Improving energy efficiency across a let property portfolio
The announcement by the Government that it has scrapped proposals for a minimum EPC rating of C for rental properties in England and Wales has offered a respite for many rural estates given hitting this target can be difficult and expensive.
However, the proposal to raise minimum ratings in 2025 remains on the table in Scotland.
Many landlords are also still keen to continue making improvements for the benefit of their tenants, who may be worried about high energy bills, and because it feels like the right thing to do.
Strutt & Parker’s Tom O’Leary who helps manage rural estates in the north west of England deals with a residential portfolio of around 200 homes, most of them in rural villages and on surrounding farms.
“There are different types of construction, although lots are sandstone, a significant proportion of them are listed and the majority are in Conservation Areas, with some on the gas grid and others not. This makes it particularly challenging in terms of raising energy standards.’
Options for improving energy efficiency are reviewed when properties become vacant or require refurbishment.
Historically, these have been based on recommendations from draft EPCs produced by a reputable assessor to guide their decision-making on refurbishments.
However, the team is increasingly forming a view of what is best for the long-term future of the property supported by input from an in-house building surveyor.
Installing LED lightbulbs, secondary glazing, extra loft insulation and draughtproofing tend to be the easiest wins, although such measures are not enough to significantly improve an EPC score.
An ongoing frustration has been shortcomings in the current EPC methodology which mean the assessment does not recognise the value of some energy performance improvements.
‘In one recently refurbished property, we installed significant amounts of insulation, over and above the recommendations of the draft EPC, a log burner and an electric heating system but the EPC assessment failed to reflect that electricity is now seen as a more environmentally friendly option and the property did not receive a C grade,’ explains Tom.
‘We are therefore making decisions based on what we feel is best for the property and its occupiers, rather than targeting the previously proposed EPC grades.’
The Government has indicated that it is looking at updating the methodology used to calculate EPC ratings.
The Climate Change Committee (CCC) has repeatedly pointed out the metrics currently used are not well suited to this task. In their current form they can incentivise poor outcomes because they relate to the cost of the energy, rather than the actual energy efficiency of the building.
In 2022, there was an update to reflect the lower carbon emissions associated with the production of electricity. However, it is widely agreed that further reforms to the EPC metrics are still required to produce more sensible outcomes.
In the meantime, Tom suggests estates need to look at their properties on a case-by-case basis and make decisions holistically, considering the energy efficiency of the property, the occupier’s energy bills, and how to manage moisture and air circulation.

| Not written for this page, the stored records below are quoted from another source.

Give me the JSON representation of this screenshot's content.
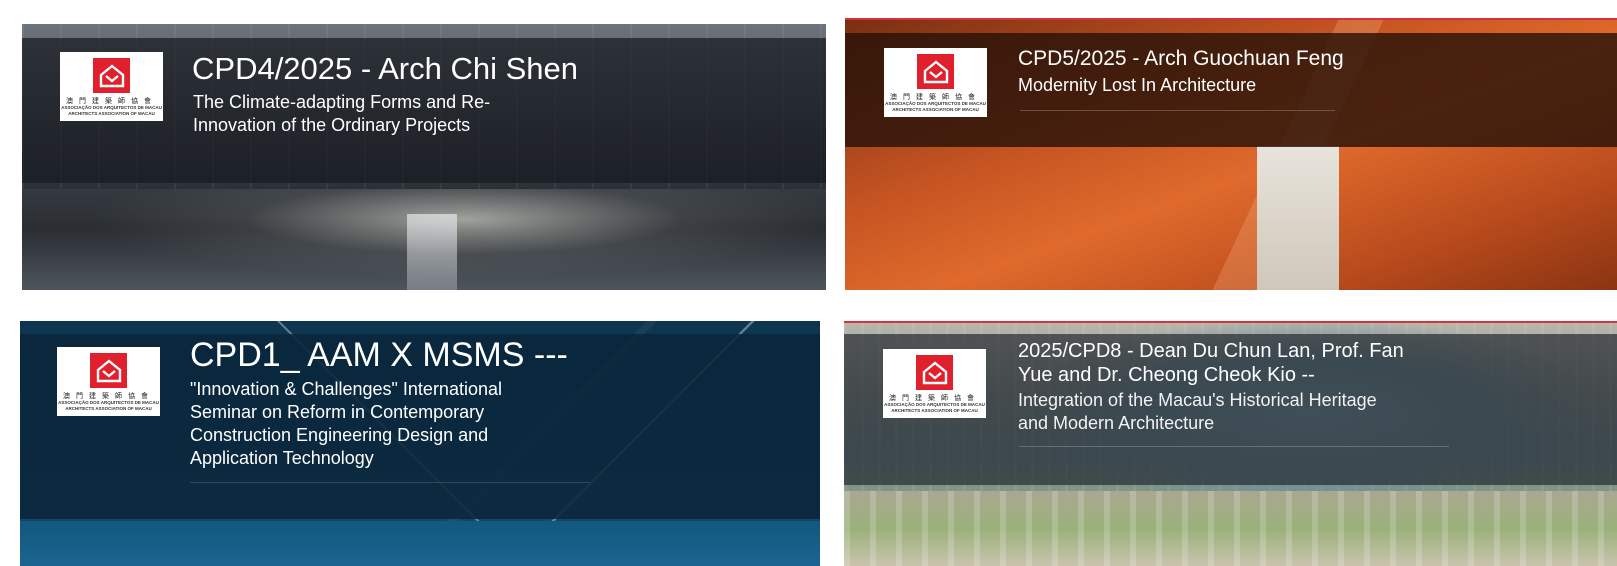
{
  "logo": {
    "chinese": "澳門建築師協會",
    "portuguese": "ASSOCIAÇÃO DOS ARQUITECTOS DE MACAU",
    "english": "ARCHITECTS ASSOCIATION OF MACAU",
    "brand_color": "#e0202c"
  },
  "cards": [
    {
      "title": "CPD4/2025 - Arch Chi Shen",
      "subtitle_lines": [
        "The Climate-adapting Forms and Re-",
        "Innovation of the Ordinary Projects"
      ]
    },
    {
      "title": "CPD5/2025 - Arch Guochuan Feng",
      "subtitle_lines": [
        "Modernity Lost In Architecture"
      ]
    },
    {
      "title": "CPD1_ AAM X MSMS ---",
      "subtitle_lines": [
        "\"Innovation & Challenges\" International",
        "Seminar on Reform in Contemporary",
        "Construction Engineering Design and",
        "Application Technology"
      ]
    },
    {
      "title_lines": [
        "2025/CPD8 - Dean Du Chun Lan, Prof. Fan",
        "Yue and Dr. Cheong Cheok Kio --"
      ],
      "subtitle_lines": [
        "Integration of the Macau's Historical Heritage",
        "and Modern Architecture"
      ]
    }
  ]
}
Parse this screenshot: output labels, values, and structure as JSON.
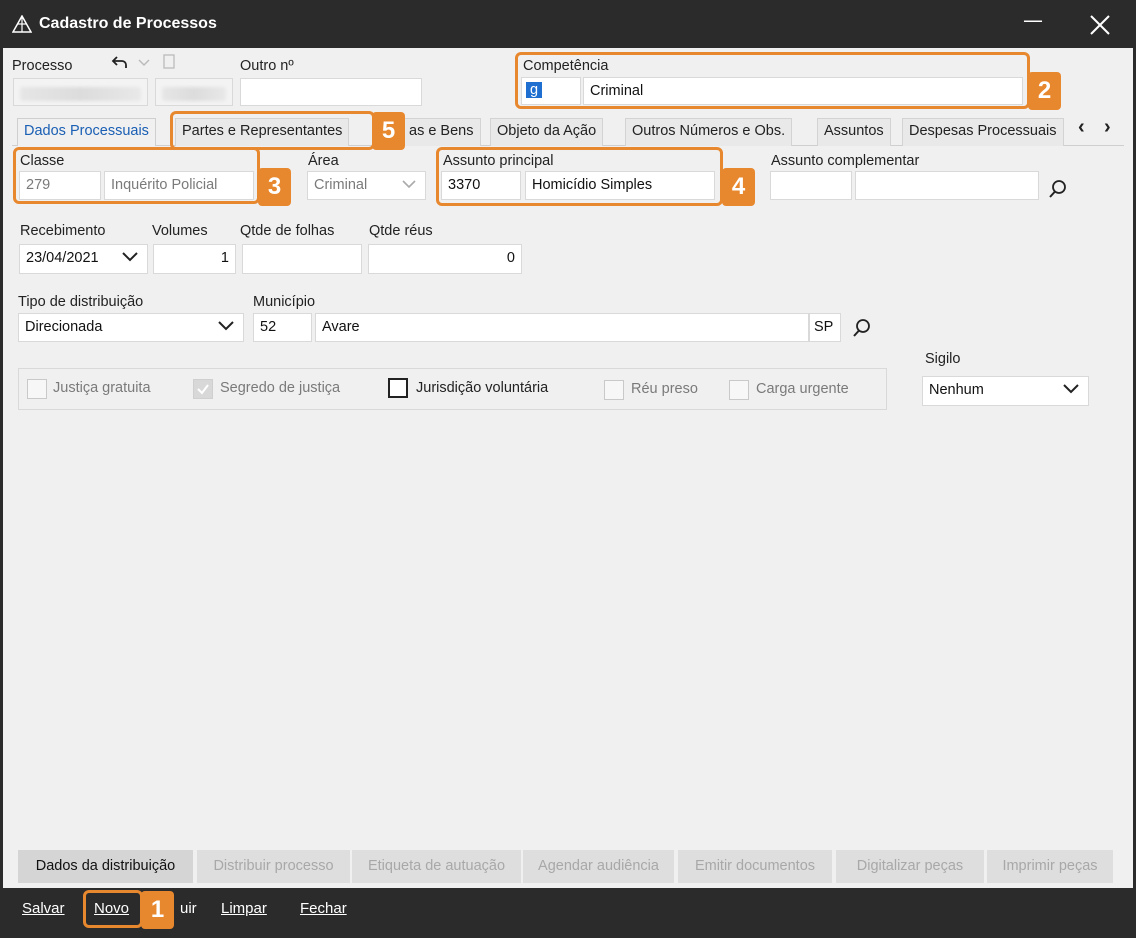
{
  "window": {
    "title": "Cadastro de Processos",
    "minimize": "—"
  },
  "header": {
    "processo_label": "Processo",
    "outro_label": "Outro nº",
    "competencia_label": "Competência",
    "competencia_code": "g",
    "competencia_value": "Criminal"
  },
  "tabs": {
    "t0": "Dados Processuais",
    "t1": "Partes e Representantes",
    "t2": "as e Bens",
    "t3": "Objeto da Ação",
    "t4": "Outros Números e Obs.",
    "t5": "Assuntos",
    "t6": "Despesas Processuais",
    "prev": "‹",
    "next": "›"
  },
  "form": {
    "classe_label": "Classe",
    "classe_code": "279",
    "classe_name": "Inquérito Policial",
    "area_label": "Área",
    "area_value": "Criminal",
    "assunto_label": "Assunto principal",
    "assunto_code": "3370",
    "assunto_name": "Homicídio Simples",
    "assunto_comp_label": "Assunto complementar",
    "recebimento_label": "Recebimento",
    "recebimento_value": "23/04/2021",
    "volumes_label": "Volumes",
    "volumes_value": "1",
    "folhas_label": "Qtde de folhas",
    "reus_label": "Qtde réus",
    "reus_value": "0",
    "tipo_label": "Tipo de distribuição",
    "tipo_value": "Direcionada",
    "municipio_label": "Município",
    "municipio_code": "52",
    "municipio_name": "Avare",
    "municipio_uf": "SP",
    "sigilo_label": "Sigilo",
    "sigilo_value": "Nenhum",
    "chk_justica": "Justiça gratuita",
    "chk_segredo": "Segredo de justiça",
    "chk_jurisdicao": "Jurisdição voluntária",
    "chk_reu": "Réu preso",
    "chk_carga": "Carga urgente"
  },
  "actions": {
    "a0": "Dados da distribuição",
    "a1": "Distribuir processo",
    "a2": "Etiqueta de autuação",
    "a3": "Agendar audiência",
    "a4": "Emitir documentos",
    "a5": "Digitalizar peças",
    "a6": "Imprimir peças"
  },
  "footer": {
    "salvar": "Salvar",
    "novo": "Novo",
    "excluir_partial": "uir",
    "limpar": "Limpar",
    "fechar": "Fechar"
  },
  "badges": {
    "b1": "1",
    "b2": "2",
    "b3": "3",
    "b4": "4",
    "b5": "5"
  },
  "colors": {
    "accent_orange": "#e8882e",
    "titlebar": "#2b2b2b",
    "active_tab": "#1a5fb4"
  }
}
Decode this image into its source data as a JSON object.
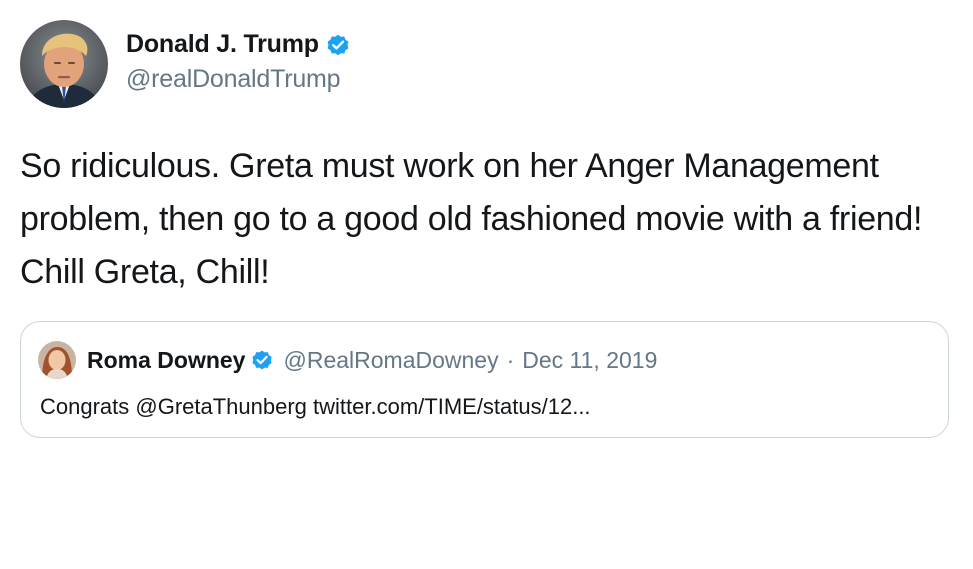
{
  "author": {
    "display_name": "Donald J. Trump",
    "handle": "@realDonaldTrump",
    "verified": true,
    "avatar_icon": "profile-photo",
    "verified_icon": "verified-badge-icon"
  },
  "tweet": {
    "text": "So ridiculous. Greta must work on her Anger Management problem, then go to a good old fashioned movie with a friend! Chill Greta, Chill!"
  },
  "quoted_tweet": {
    "display_name": "Roma Downey",
    "handle": "@RealRomaDowney",
    "separator": "·",
    "date": "Dec 11, 2019",
    "verified": true,
    "text": "Congrats @GretaThunberg twitter.com/TIME/status/12..."
  },
  "colors": {
    "text_primary": "#14171a",
    "text_secondary": "#657786",
    "verified_blue": "#1da1f2",
    "border": "#ccd6dd"
  }
}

‘For example, we are trying to balance keeping people warm and reducing energy bills, with keeping air moving. We’ve started installing positive input ventilation which moves dry air into the house and makes a big difference in terms of property management. This is especially important if occupiers are facing difficult decisions around heating their homes in the winter.’
The key to running a successful residential property portfolio is an organised and planned approach, a sensible attitude to ongoing investment and attention to detail around compliance. If you would like to discuss this further contact Tom O’Leary.
This article first appeared in the latest issue of Land Business magazine. Download the Autumn/Winter 2023 edition of Land Business magazine.